CHARLOTTE’S WEB. That story helped me to no end as a little girl understand the importance of different perspectives to a situation.
If you could meet any author, living or dead, who would it be and why?
Anton Chekhov. His stories and plays illuminate your world. I want to know how he managed to do that. If you haven’t read Chekhov - you should.
What do you do when you’re procrastinating?
Er, anything else… Ah, I’m bad to pull out my phone and play Cut the Rope or start playing with the Play-doh or silly putty that’s on my desk. I can roll out a mean looking bowling pin and a bowling ball. Still working on an elephant.
How do you beat writer’s block?
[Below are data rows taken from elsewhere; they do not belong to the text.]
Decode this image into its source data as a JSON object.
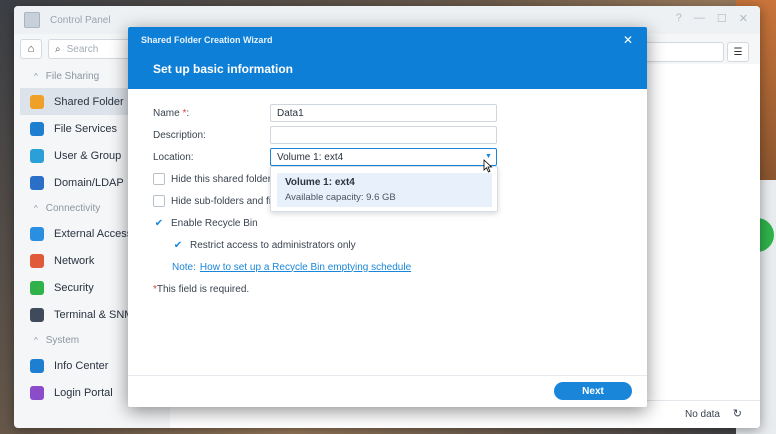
{
  "control_panel": {
    "title": "Control Panel",
    "search_placeholder": "Search",
    "no_data": "No data",
    "sections": [
      {
        "header": "File Sharing",
        "items": [
          {
            "label": "Shared Folder",
            "color": "#f0a028",
            "active": true
          },
          {
            "label": "File Services",
            "color": "#1e7fd0"
          },
          {
            "label": "User & Group",
            "color": "#2a9fd8"
          },
          {
            "label": "Domain/LDAP",
            "color": "#2a6fc8"
          }
        ]
      },
      {
        "header": "Connectivity",
        "items": [
          {
            "label": "External Access",
            "color": "#2a8fe0"
          },
          {
            "label": "Network",
            "color": "#e05a3a"
          },
          {
            "label": "Security",
            "color": "#2fb24a"
          },
          {
            "label": "Terminal & SNMP",
            "color": "#3f4b5a"
          }
        ]
      },
      {
        "header": "System",
        "items": [
          {
            "label": "Info Center",
            "color": "#1e7fd0"
          },
          {
            "label": "Login Portal",
            "color": "#8a4cc8"
          }
        ]
      }
    ]
  },
  "wizard": {
    "window_title": "Shared Folder Creation Wizard",
    "heading": "Set up basic information",
    "fields": {
      "name_label": "Name",
      "name_req": "*",
      "name_colon": ":",
      "name_value": "Data1",
      "description_label": "Description:",
      "description_value": "",
      "location_label": "Location:",
      "location_value": "Volume 1:  ext4"
    },
    "checks": {
      "hide_shared": "Hide this shared folder",
      "hide_sub": "Hide sub-folders and fil",
      "recycle_bin": "Enable Recycle Bin",
      "restrict_admin": "Restrict access to administrators only"
    },
    "note_prefix": "Note:",
    "note_link": "How to set up a Recycle Bin emptying schedule",
    "required_star": "*",
    "required_text": " This field is required.",
    "dropdown_option": {
      "name": "Volume 1: ext4",
      "capacity": "Available capacity: 9.6 GB"
    },
    "next_label": "Next"
  }
}
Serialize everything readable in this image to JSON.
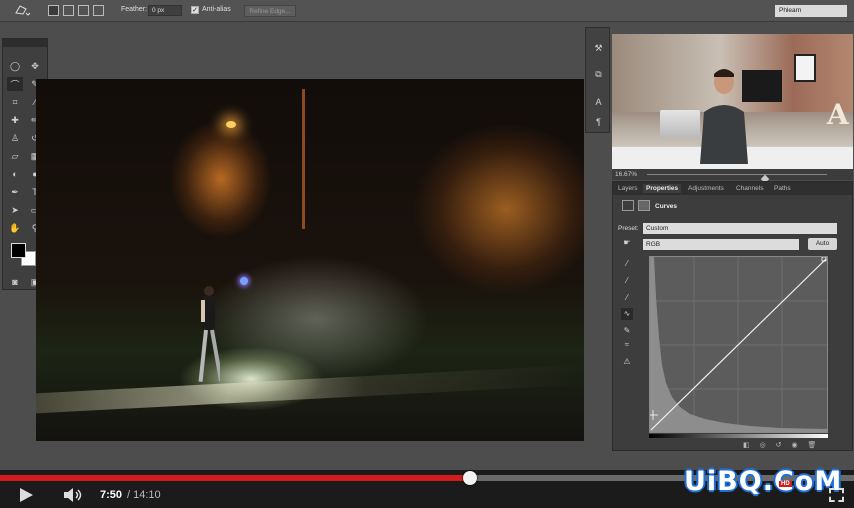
{
  "options_bar": {
    "feather_label": "Feather:",
    "feather_value": "0 px",
    "antialias_label": "Anti-alias",
    "antialias_checked": true,
    "refine_edge_label": "Refine Edge...",
    "workspace_label": "Phlearn"
  },
  "video_inset": {
    "zoom": "16.67%",
    "letter": "A"
  },
  "properties": {
    "tabs": [
      {
        "label": "Layers",
        "active": false
      },
      {
        "label": "Properties",
        "active": true
      },
      {
        "label": "Adjustments",
        "active": false
      },
      {
        "label": "Channels",
        "active": false
      },
      {
        "label": "Paths",
        "active": false
      }
    ],
    "panel_title": "Curves",
    "preset_label": "Preset:",
    "preset_value": "Custom",
    "channel_value": "RGB",
    "auto_label": "Auto"
  },
  "player": {
    "current_time": "7:50",
    "separator_total": "/ 14:10",
    "progress": 0.55,
    "hd_label": "HD"
  },
  "watermark": "UiBQ.CoM",
  "colors": {
    "progress_red": "#d41b1b",
    "watermark_blue": "#1e6fd8"
  }
}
I switch to art. I draw, paint, embroider, crochet, play with Play-doh (What? Seriously that stuff is underrated), or sometimes just read or watch television. I’ve found taking walks helps too.
If you weren’t a writer, what career would you have?
I went to school in hopes of working with the United Nations in some diplomatic capacity. So, I’d probably go back to that. Of course, when I was a little girl I wanted to be a zoologist and work with the big cats too.
Pitch us your book. Why should people read it?
Who doesn’t love excitement, romance, hatred and double-crossing, adventure, and history?
Pitch it? Well… Lost and alone in an alien place Tamar must learn who to trust and who to surrender her heart to before she loses everything, possibly even her life.
And finally: What’s the one piece of advice you wish you had been given before you started writing? Is this the same piece of advice you would give others or is there something else?
I wish someone had told me that sometimes the best answer you can receive is no. I like to tell people that writing isn’t about emulating your favorite authors. You may love JK Rowling, James Patterson, or Stephen King (or whoever) but you will never BE them. You may love all the fantasy novels on the shelves, but your first book won’t BE one of them. You see, those people (and those books) are already past the hurdle of the first book query.
As a beginning author you HAVE to pay more attention to acceptable word counts, plot lines, and so on. After you and your debut book pass that first book query hurdle, then you can start breaking the rules. In truth, you may query a perfectly fine 55,000 word romance, but by the time your agent/editor/or both are finished with you and it, it’s not going to be the same book. The book you have ready to submit has to follow the rules, then after you snag your agent/editor they may even encourage you to break the rules.